▸ **What you should do**:
Note each line in the data below that holds "true", and copy it.
Dataset content: Begin
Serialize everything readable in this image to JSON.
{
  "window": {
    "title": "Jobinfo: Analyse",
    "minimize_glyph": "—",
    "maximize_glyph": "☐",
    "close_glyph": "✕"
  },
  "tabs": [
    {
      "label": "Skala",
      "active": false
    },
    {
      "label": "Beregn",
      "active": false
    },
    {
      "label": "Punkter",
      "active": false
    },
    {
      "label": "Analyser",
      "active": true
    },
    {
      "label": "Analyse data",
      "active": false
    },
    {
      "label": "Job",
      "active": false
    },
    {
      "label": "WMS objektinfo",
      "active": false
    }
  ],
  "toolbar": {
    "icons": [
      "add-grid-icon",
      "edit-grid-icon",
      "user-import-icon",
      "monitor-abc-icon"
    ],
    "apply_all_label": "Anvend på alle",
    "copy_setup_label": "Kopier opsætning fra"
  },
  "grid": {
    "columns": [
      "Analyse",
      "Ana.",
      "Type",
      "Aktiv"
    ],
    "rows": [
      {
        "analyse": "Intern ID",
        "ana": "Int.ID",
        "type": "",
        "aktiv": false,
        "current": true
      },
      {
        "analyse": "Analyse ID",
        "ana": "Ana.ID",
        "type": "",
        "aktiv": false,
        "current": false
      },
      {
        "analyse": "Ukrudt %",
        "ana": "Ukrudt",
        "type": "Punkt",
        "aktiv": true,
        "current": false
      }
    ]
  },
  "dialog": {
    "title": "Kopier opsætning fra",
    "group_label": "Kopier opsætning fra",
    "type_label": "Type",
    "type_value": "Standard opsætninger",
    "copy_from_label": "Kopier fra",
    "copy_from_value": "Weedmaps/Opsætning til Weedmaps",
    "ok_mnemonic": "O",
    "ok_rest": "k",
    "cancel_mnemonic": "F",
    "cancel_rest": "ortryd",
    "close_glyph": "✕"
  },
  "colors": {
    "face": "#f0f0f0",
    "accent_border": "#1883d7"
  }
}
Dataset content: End
▸ **Result for this exercise**:
      "active": true
        "current": true
        "aktiv": true,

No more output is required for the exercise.